Output all the records below, word for word.

▶ MATERIAL PROVIDED:
_ _ _ _

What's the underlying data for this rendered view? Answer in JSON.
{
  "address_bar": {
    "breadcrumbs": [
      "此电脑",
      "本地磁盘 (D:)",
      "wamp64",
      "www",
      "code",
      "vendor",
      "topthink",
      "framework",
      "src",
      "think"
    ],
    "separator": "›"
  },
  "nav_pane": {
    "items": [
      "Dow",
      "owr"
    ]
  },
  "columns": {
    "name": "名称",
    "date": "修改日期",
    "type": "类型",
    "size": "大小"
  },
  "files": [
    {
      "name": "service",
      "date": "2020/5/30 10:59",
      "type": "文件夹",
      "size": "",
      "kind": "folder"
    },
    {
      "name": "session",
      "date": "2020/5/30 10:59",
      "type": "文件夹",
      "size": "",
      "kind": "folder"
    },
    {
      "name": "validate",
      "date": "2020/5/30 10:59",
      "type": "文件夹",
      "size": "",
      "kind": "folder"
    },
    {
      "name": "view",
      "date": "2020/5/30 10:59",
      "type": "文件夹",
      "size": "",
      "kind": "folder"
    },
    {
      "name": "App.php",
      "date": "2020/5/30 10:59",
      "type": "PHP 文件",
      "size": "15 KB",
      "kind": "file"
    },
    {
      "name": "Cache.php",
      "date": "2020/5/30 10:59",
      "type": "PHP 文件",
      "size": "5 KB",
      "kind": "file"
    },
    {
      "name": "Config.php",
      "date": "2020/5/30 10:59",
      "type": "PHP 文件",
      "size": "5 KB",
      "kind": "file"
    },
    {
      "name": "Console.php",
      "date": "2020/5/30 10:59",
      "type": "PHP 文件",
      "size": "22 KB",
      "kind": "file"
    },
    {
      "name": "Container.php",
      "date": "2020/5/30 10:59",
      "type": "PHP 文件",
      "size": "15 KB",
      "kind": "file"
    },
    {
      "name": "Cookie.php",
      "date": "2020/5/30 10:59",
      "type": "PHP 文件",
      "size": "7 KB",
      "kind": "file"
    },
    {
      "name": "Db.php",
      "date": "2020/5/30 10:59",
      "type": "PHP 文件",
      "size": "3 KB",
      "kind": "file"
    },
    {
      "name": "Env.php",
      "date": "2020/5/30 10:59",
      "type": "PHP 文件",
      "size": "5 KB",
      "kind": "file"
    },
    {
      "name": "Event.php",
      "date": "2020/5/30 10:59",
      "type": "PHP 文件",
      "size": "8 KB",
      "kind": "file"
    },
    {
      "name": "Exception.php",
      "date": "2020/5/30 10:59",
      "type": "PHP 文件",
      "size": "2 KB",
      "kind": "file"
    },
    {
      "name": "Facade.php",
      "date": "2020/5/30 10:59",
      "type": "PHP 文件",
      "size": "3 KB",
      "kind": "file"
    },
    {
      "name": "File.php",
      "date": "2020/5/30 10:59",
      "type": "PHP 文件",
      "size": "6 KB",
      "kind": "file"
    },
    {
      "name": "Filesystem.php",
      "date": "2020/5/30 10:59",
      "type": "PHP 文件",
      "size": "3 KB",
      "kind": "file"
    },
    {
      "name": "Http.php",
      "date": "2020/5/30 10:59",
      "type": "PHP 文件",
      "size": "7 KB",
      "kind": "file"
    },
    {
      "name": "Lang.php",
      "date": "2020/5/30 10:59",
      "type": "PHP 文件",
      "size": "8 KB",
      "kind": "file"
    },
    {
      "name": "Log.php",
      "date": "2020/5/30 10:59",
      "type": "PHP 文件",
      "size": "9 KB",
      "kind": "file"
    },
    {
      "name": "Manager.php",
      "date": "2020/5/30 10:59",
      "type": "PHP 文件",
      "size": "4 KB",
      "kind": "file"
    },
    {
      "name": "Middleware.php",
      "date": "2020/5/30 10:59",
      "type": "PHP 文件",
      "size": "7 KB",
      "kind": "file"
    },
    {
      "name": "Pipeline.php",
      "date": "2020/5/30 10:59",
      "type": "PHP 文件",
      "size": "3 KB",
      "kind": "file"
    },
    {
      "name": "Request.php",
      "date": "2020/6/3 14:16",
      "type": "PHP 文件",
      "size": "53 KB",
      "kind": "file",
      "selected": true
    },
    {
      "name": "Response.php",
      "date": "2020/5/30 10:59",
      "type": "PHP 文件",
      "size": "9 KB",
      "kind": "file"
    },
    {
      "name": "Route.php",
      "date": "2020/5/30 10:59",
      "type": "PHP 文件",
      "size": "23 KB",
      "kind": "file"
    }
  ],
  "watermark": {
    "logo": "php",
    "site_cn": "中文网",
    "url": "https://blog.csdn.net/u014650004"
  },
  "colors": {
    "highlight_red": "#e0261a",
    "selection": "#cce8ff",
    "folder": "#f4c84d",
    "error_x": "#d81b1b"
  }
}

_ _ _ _

▶ TASK SOLUTION:
What's the underlying data for this rendered view? Answer in JSON.
{
  "address_bar": {
    "breadcrumbs": [
      "此电脑",
      "本地磁盘 (D:)",
      "wamp64",
      "www",
      "code",
      "vendor",
      "topthink",
      "framework",
      "src",
      "think"
    ],
    "separator": "›"
  },
  "nav_pane": {
    "items": [
      "Dow",
      "owr"
    ]
  },
  "columns": {
    "name": "名称",
    "date": "修改日期",
    "type": "类型",
    "size": "大小"
  },
  "files": [
    {
      "name": "service",
      "date": "2020/5/30 10:59",
      "type": "文件夹",
      "size": "",
      "kind": "folder"
    },
    {
      "name": "session",
      "date": "2020/5/30 10:59",
      "type": "文件夹",
      "size": "",
      "kind": "folder"
    },
    {
      "name": "validate",
      "date": "2020/5/30 10:59",
      "type": "文件夹",
      "size": "",
      "kind": "folder"
    },
    {
      "name": "view",
      "date": "2020/5/30 10:59",
      "type": "文件夹",
      "size": "",
      "kind": "folder"
    },
    {
      "name": "App.php",
      "date": "2020/5/30 10:59",
      "type": "PHP 文件",
      "size": "15 KB",
      "kind": "file"
    },
    {
      "name": "Cache.php",
      "date": "2020/5/30 10:59",
      "type": "PHP 文件",
      "size": "5 KB",
      "kind": "file"
    },
    {
      "name": "Config.php",
      "date": "2020/5/30 10:59",
      "type": "PHP 文件",
      "size": "5 KB",
      "kind": "file"
    },
    {
      "name": "Console.php",
      "date": "2020/5/30 10:59",
      "type": "PHP 文件",
      "size": "22 KB",
      "kind": "file"
    },
    {
      "name": "Container.php",
      "date": "2020/5/30 10:59",
      "type": "PHP 文件",
      "size": "15 KB",
      "kind": "file"
    },
    {
      "name": "Cookie.php",
      "date": "2020/5/30 10:59",
      "type": "PHP 文件",
      "size": "7 KB",
      "kind": "file"
    },
    {
      "name": "Db.php",
      "date": "2020/5/30 10:59",
      "type": "PHP 文件",
      "size": "3 KB",
      "kind": "file"
    },
    {
      "name": "Env.php",
      "date": "2020/5/30 10:59",
      "type": "PHP 文件",
      "size": "5 KB",
      "kind": "file"
    },
    {
      "name": "Event.php",
      "date": "2020/5/30 10:59",
      "type": "PHP 文件",
      "size": "8 KB",
      "kind": "file"
    },
    {
      "name": "Exception.php",
      "date": "2020/5/30 10:59",
      "type": "PHP 文件",
      "size": "2 KB",
      "kind": "file"
    },
    {
      "name": "Facade.php",
      "date": "2020/5/30 10:59",
      "type": "PHP 文件",
      "size": "3 KB",
      "kind": "file"
    },
    {
      "name": "File.php",
      "date": "2020/5/30 10:59",
      "type": "PHP 文件",
      "size": "6 KB",
      "kind": "file"
    },
    {
      "name": "Filesystem.php",
      "date": "2020/5/30 10:59",
      "type": "PHP 文件",
      "size": "3 KB",
      "kind": "file"
    },
    {
      "name": "Http.php",
      "date": "2020/5/30 10:59",
      "type": "PHP 文件",
      "size": "7 KB",
      "kind": "file"
    },
    {
      "name": "Lang.php",
      "date": "2020/5/30 10:59",
      "type": "PHP 文件",
      "size": "8 KB",
      "kind": "file"
    },
    {
      "name": "Log.php",
      "date": "2020/5/30 10:59",
      "type": "PHP 文件",
      "size": "9 KB",
      "kind": "file"
    },
    {
      "name": "Manager.php",
      "date": "2020/5/30 10:59",
      "type": "PHP 文件",
      "size": "4 KB",
      "kind": "file"
    },
    {
      "name": "Middleware.php",
      "date": "2020/5/30 10:59",
      "type": "PHP 文件",
      "size": "7 KB",
      "kind": "file"
    },
    {
      "name": "Pipeline.php",
      "date": "2020/5/30 10:59",
      "type": "PHP 文件",
      "size": "3 KB",
      "kind": "file"
    },
    {
      "name": "Request.php",
      "date": "2020/6/3 14:16",
      "type": "PHP 文件",
      "size": "53 KB",
      "kind": "file",
      "selected": true
    },
    {
      "name": "Response.php",
      "date": "2020/5/30 10:59",
      "type": "PHP 文件",
      "size": "9 KB",
      "kind": "file"
    },
    {
      "name": "Route.php",
      "date": "2020/5/30 10:59",
      "type": "PHP 文件",
      "size": "23 KB",
      "kind": "file"
    }
  ],
  "watermark": {
    "logo": "php",
    "site_cn": "中文网",
    "url": "https://blog.csdn.net/u014650004"
  },
  "colors": {
    "highlight_red": "#e0261a",
    "selection": "#cce8ff",
    "folder": "#f4c84d",
    "error_x": "#d81b1b"
  }
}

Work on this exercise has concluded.